St. John of the Cross once proposed this axiom” “Learn to understand more by not understanding than by understanding.”
A curious statement, though obviously a profound one. What does he mean by this? How do we understand “by not understanding”?
Imagine the following: Someone who has known you, perhaps for only a short while, comes up to you one day and says: “You know, I’ve got you figured out. I understand you. You’re typically Scottish, the way all the Scots are. You’re stubborn like your father, uptight like your mother, an INTJ on the Myers-Briggs personality charts, and a number six on the Enneagram – that’s why you never think for yourself! You’re as predictable as fog in a Scottish winter. You hold no surprises!”
Would you feel understood? Would you not instead feel violated and angry?
Now imagine the reverse: Someone who has known you deeply for a long time (your spouse perhaps, or a brother, or sister, or a life-long friend) comes up to you and says: “You are a mystery to me. I’ve known you for most of my life and I still can’t figure you out. Sometimes I think I understand you, but you constantly surprise me.
“There’s a depth and a complexity to you, something beyond me, that I’ve never fully grasped and I feel good about that. It adds to your mystique! All these years – and I am still just getting to know you!”
Wouldn’t you fell more understood, in this case, by not being understood? Wouldn’t you feel freer to be yourself and more valued as a person?
When Scripture says “fear of the Lord is the beginning of wisdom,” essentially this is what it has in mind, namely, the kind of reverence and respect that backs off and lets others be fully who they are. To properly fear someone is to be afraid of violating them, of not respecting them properly.

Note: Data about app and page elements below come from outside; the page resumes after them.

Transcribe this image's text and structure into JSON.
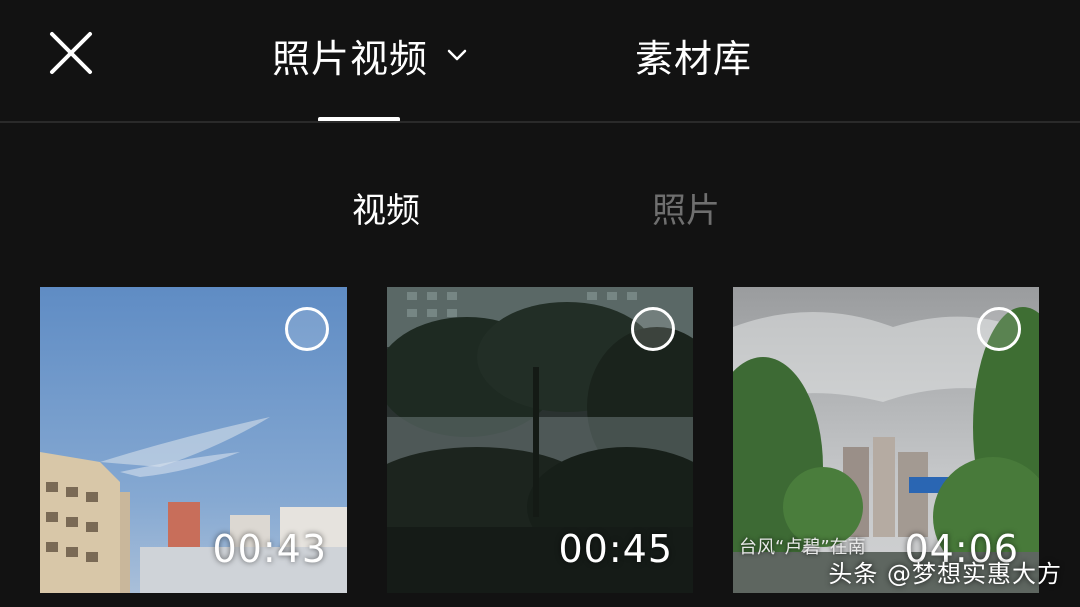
{
  "header": {
    "close_icon": "close-icon",
    "tabs": [
      {
        "label": "照片视频",
        "active": true,
        "has_dropdown": true
      },
      {
        "label": "素材库",
        "active": false
      }
    ]
  },
  "subtabs": [
    {
      "label": "视频",
      "active": true
    },
    {
      "label": "照片",
      "active": false
    }
  ],
  "media": [
    {
      "duration": "00:43",
      "scene": "blue sky with apartment buildings"
    },
    {
      "duration": "00:45",
      "scene": "dark trees at dusk in front of buildings"
    },
    {
      "duration": "04:06",
      "scene": "cloudy sky street with trees and high-rises",
      "caption": "台风“卢碧”在南"
    }
  ],
  "watermark": "头条 @梦想实惠大方",
  "colors": {
    "background": "#121212",
    "active_text": "#ffffff",
    "inactive_text": "#6f6f6f",
    "divider": "#2a2a2a"
  }
}
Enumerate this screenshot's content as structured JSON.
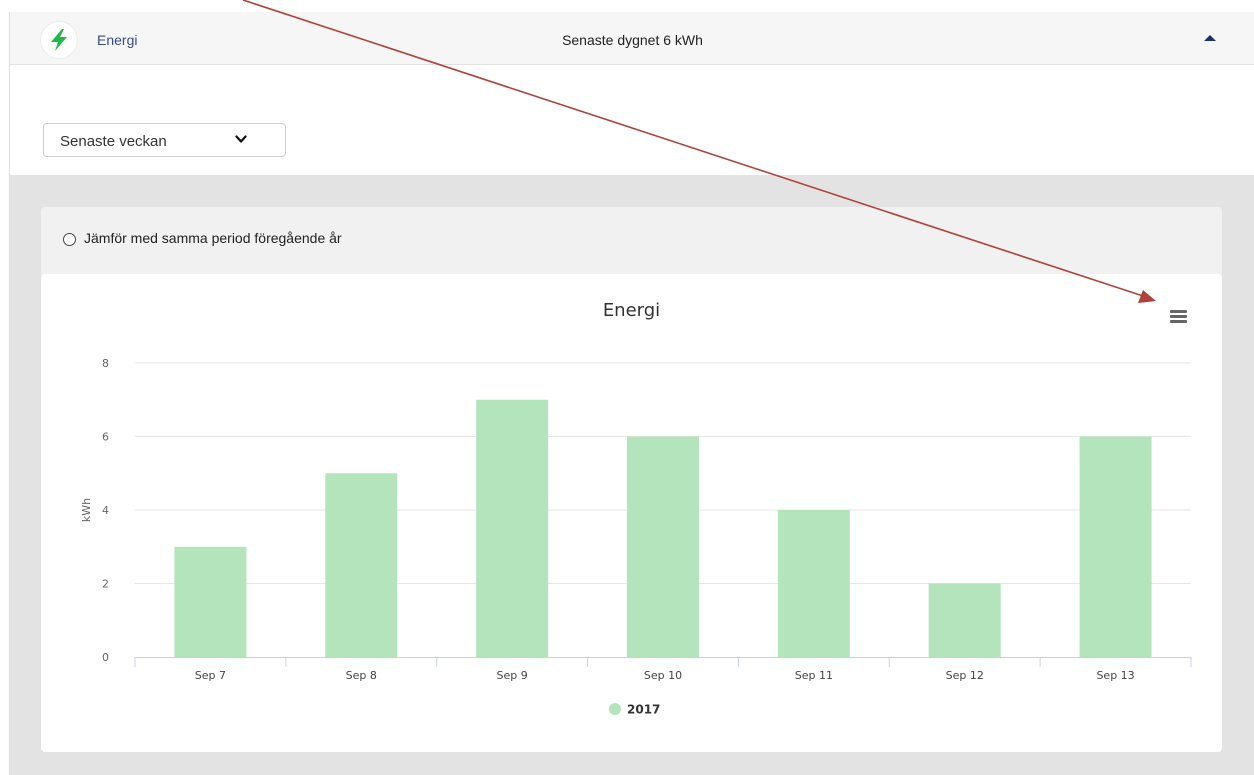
{
  "header": {
    "title": "Energi",
    "summary": "Senaste dygnet 6 kWh",
    "icon": "lightning-bolt-icon",
    "collapse_icon": "caret-up-icon"
  },
  "period_select": {
    "value": "Senaste veckan",
    "icon": "chevron-down-icon"
  },
  "compare": {
    "label": "Jämför med samma period föregående år",
    "checked": false
  },
  "chart_menu": {
    "icon": "hamburger-menu-icon"
  },
  "colors": {
    "bar": "#b3e4bb",
    "accent": "#3a4a8c",
    "bolt": "#1fb94a",
    "arrow": "#b0403a"
  },
  "chart_data": {
    "type": "bar",
    "title": "Energi",
    "xlabel": "",
    "ylabel": "kWh",
    "categories": [
      "Sep 7",
      "Sep 8",
      "Sep 9",
      "Sep 10",
      "Sep 11",
      "Sep 12",
      "Sep 13"
    ],
    "series": [
      {
        "name": "2017",
        "values": [
          3,
          5,
          7,
          6,
          4,
          2,
          6
        ]
      }
    ],
    "ylim": [
      0,
      8
    ],
    "yticks": [
      0,
      2,
      4,
      6,
      8
    ],
    "grid": true,
    "legend": "bottom-center"
  }
}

That is what fear of the Lord is and that is why it is a gift from the Holy Spirit, a warm, positive energy that emanates right out of the joy and gratitude that lives within the Trinity. Yet it is a curious thing: how can fear be positive?
Fear is almost never seen as positive. Fear connotes repression, timidity, oppressions, lack of nerve and immaturity, all of which are bad.
Moreover, given that so many today are over-reacting to our religious backgrounds, there is in our culture a neurosis and a paranoia about fear of God. The term “fear of God” is today a lightning rod that constellates and draws upon itself a lot of free-floating anger. That is unfortunate and surely a sign of a certain adolescence within us.
A certain fear is not only healthy, it’s necessary for love, peace and happiness. A healthy fear is not a fear of punishment or of experiencing guilt. Nor, like Prometheus, is it a fear of stealing fire from the gods. God is not threatened by human creativity. God is trying to set us on fire.
A healthy fire is built right into the dynamics of love itself. It is a fear of violating others, of not fully respecting who they are in all their uniqueness and complexity. It is the fear of self-inflating, of being insensitive, of being boorish, of hurting those whom we love.
We experience this fear, and appreciate most its value, when we first fall in love with someone. In the glow of first fervor, that delightful feeling of finally finding that one person who will make us whole, we know healthy fear. At that point in the relationship, we are over-cautious, respectful, understanding and overly fearful that we might disappoint that significant other by doing something stupid or selfish.
When we first fall in love we do not take the other for granted, but respect his or her otherness, uniqueness and complexity. We also live in face of the fact that this person is a gift in our own lives.
But familiarity breeds contempt, and, soon enough, as we have all sadly experienced, that initial caution and respect disappear, replaced precisely by a lack of fear – and that one so-unique, so-rich person we fell in love with is now somebody familiar, someone we understand, and someone before whose love we no longer have any apprehensions.
Love shuts off at that moment. It has no choice. It is being violated.
Fear of the Lord is the beginning of wisdom. It is also the secret to love, harmony and respect. One of the greatest gifts any of us could receive from the Holy Spirit is the gift of healthy fear. Few things would help us as much to become more gracious, respectful, and loving.
If we each had the wisdom that comes from fear of the Lord, the face of the earth would be renewed because our marriages, families, churches and places of work would explode with new meaning as we began to understand more by not understanding and began to see things familiar as unfamiliar again.